E.C.: Why do you think Las Vegas has become such an Elvis “Mecca”? I mean, there is probably more Elvis impersonators in Vegas than there is around Graceland.

Johnny: Well, I lived in the Memphis area last year for about 5 months and there are only about 3 Elvis Impersonators in the whole city. Vegas has bout 12 Elvis shows up and down the Strip that I know of. And about 10 guys that do nothing but work for wedding chapels. There are probably more guys than that, but not that work full time. Vegas is a fun city, people expect to see Elvis here. I guess guys just go where the demand is. Its very hard to get into a show here or get steady work if you aren't established before coming here. There is a lot of competition here in Vegas.

E.C.: There are tribute bands/impersonators for just about every major rock legend of the last 40+ years, however, I'm sure that the sheer number of Elvis impersonators probably outnumber all the others put together. Do you happen to have a rough guess on the number of Elvis impersonators out there?

Johnny: Some say there are 3,000 other say 30,000. Even the Guinness Book of World Records says there are 35,000. But more realistically, there are about 300 working professionals. Less than half of them work full time.

E.C.: What advice would you give to any prospective Elvis impersonator?

Johnny: Think long and hard before deciding to do this as a career, because its also a life style. You will get joked at or stopped for your picture none stop. People will cheer you and boo you. Its not an easy life, but if you can look past that and can please your audiences, love Elvis music, and have a desire to see how far you can take it, then go for it.

E.C.: Do you think that Elvis impersonators get the right amount of respect?

Johnny: No. Not by the general public, only by Elvis fans.

E.C.: If Elvis was alive today, what do you think he would think of the almost cult-like status that he has achieved?

Johnny: I've been told by Charlie Hodge, Al Dvorin and Joe Esposito, all worked for Elvis and were close friends "he would laugh and get a kick out it that so many people love his music and are imitating him."

E.C.: How long will YOU be doing Elvis impersonations?

Johnny: Im not sure about that. I guess as long as I can please my audiences and people want to see me. Its all up to the fans.

E.C.: (Non Elvis question) Finally, do you have any non-Elvis film or music projects coming up? I'm just curious is you have any thoughts of say, recording an album on your own?

Johnny: Actually I am working right now with Ronny Weiser at Rollin Rock Records on a deal to produce some Rockabilly music. So I'm hoping within the year to have the CD completed. Then I will tour with the band and play at the Rockabilly Festivals around the nation.
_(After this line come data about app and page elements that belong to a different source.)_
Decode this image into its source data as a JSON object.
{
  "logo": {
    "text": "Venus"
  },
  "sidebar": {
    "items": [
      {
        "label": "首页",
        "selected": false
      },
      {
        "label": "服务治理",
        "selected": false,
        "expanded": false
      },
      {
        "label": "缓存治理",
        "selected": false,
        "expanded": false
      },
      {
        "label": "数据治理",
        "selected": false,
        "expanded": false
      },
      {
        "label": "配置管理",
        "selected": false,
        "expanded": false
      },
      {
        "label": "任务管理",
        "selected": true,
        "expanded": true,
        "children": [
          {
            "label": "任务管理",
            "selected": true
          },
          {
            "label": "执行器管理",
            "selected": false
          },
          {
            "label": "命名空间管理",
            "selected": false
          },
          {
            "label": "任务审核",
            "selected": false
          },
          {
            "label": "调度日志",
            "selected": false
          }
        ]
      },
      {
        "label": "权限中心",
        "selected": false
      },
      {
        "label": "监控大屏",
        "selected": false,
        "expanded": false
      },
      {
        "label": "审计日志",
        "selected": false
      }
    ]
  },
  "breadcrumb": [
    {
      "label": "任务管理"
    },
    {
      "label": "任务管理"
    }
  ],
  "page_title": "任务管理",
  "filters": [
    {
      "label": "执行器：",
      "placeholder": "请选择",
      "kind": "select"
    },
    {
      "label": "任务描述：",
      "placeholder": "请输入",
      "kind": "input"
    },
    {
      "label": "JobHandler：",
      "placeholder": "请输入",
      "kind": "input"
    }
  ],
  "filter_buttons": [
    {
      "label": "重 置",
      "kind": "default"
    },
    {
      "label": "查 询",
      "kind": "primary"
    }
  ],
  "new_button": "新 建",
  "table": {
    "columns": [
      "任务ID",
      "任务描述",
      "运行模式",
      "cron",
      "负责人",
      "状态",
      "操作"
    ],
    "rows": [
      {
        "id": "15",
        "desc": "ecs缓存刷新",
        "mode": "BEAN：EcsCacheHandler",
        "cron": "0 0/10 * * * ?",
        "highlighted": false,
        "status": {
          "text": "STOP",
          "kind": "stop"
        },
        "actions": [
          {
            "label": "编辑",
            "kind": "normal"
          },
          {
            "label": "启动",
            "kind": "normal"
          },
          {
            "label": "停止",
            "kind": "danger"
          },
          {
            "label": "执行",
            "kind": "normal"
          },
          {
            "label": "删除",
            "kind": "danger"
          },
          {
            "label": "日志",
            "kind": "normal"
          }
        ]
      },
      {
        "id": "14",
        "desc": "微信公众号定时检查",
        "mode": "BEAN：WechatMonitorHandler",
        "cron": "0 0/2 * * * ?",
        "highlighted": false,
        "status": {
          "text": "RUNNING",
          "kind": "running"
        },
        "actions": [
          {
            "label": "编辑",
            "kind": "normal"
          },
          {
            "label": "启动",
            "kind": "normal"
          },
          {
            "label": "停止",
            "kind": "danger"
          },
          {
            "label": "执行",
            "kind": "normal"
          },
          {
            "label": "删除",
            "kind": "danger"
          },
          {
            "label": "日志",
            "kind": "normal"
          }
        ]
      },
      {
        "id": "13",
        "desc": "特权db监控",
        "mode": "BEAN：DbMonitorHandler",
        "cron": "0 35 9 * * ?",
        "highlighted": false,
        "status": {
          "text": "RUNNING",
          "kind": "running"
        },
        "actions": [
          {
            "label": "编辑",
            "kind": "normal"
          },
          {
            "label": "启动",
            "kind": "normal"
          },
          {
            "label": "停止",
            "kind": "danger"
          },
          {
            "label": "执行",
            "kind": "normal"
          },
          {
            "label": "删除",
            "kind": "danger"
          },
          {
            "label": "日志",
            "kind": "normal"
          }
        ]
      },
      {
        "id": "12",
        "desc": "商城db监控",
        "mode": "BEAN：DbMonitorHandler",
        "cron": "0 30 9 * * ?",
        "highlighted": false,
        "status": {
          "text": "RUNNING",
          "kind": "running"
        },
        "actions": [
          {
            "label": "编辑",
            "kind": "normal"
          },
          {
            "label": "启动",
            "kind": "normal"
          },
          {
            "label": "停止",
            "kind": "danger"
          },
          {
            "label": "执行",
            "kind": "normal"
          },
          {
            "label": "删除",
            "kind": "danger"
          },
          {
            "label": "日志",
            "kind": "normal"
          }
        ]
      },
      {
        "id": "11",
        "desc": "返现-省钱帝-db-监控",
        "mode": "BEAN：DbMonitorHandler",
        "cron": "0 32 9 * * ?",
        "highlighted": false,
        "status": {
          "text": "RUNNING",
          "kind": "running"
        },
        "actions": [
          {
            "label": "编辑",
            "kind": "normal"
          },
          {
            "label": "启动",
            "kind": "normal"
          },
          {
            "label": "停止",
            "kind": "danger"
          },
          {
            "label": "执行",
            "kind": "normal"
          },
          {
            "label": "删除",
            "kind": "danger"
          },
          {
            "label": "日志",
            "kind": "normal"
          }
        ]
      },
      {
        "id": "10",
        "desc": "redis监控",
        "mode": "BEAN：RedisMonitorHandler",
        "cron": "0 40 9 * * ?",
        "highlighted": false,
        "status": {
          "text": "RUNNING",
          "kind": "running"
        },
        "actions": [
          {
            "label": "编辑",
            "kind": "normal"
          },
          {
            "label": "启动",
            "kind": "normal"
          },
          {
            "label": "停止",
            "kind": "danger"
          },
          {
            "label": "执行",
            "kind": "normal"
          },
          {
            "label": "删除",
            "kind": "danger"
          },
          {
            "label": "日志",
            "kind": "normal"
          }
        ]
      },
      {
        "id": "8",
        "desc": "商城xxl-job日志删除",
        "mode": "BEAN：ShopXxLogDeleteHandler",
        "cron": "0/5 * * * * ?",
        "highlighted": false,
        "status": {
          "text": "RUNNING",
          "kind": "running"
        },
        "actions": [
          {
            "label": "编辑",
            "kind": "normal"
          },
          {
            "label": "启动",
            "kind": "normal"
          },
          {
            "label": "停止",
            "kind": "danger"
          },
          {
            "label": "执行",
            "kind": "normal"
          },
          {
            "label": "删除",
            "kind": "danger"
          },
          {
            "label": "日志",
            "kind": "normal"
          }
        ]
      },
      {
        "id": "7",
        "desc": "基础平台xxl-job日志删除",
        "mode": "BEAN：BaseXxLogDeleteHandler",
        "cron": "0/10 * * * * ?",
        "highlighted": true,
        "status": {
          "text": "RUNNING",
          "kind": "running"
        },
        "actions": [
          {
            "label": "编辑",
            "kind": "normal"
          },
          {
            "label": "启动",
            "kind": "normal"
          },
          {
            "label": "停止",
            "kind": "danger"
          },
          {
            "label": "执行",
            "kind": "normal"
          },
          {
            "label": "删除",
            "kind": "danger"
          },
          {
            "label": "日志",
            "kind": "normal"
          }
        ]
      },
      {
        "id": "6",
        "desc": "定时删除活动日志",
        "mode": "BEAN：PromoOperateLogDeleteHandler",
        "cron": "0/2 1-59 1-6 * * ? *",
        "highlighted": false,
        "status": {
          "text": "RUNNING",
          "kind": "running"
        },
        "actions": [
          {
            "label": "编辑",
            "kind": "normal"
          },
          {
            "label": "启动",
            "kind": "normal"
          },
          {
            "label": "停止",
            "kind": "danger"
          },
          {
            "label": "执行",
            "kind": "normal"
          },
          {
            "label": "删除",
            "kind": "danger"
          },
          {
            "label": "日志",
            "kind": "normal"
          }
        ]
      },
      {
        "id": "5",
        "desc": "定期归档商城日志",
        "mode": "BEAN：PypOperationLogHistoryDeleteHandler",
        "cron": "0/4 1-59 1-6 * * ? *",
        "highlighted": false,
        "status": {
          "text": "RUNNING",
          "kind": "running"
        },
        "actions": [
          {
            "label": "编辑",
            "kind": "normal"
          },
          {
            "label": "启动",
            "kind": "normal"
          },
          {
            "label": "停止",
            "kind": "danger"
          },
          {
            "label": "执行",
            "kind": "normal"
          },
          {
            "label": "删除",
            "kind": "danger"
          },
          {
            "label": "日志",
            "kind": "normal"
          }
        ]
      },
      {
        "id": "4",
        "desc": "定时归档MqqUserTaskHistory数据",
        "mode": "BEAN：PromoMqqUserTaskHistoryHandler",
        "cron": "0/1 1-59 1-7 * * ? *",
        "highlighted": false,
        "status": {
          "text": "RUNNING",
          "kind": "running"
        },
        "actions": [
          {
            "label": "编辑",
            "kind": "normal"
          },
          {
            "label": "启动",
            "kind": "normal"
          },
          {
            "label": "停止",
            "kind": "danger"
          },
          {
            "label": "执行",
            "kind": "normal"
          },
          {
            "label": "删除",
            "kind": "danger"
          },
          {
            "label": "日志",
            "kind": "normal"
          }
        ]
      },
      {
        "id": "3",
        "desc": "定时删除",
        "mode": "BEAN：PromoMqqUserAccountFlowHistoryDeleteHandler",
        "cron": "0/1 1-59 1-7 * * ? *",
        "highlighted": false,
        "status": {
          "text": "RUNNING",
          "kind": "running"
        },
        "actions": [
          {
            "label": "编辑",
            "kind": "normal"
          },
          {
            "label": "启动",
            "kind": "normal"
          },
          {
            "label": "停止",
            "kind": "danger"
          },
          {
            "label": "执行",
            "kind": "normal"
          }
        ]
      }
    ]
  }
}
Click here for Johnny Thompson's official web site
Click here to visit the old Professional Elvis Impersonators Association web site
Click here to visit the NEW Professional Elvis Impersonators Association web site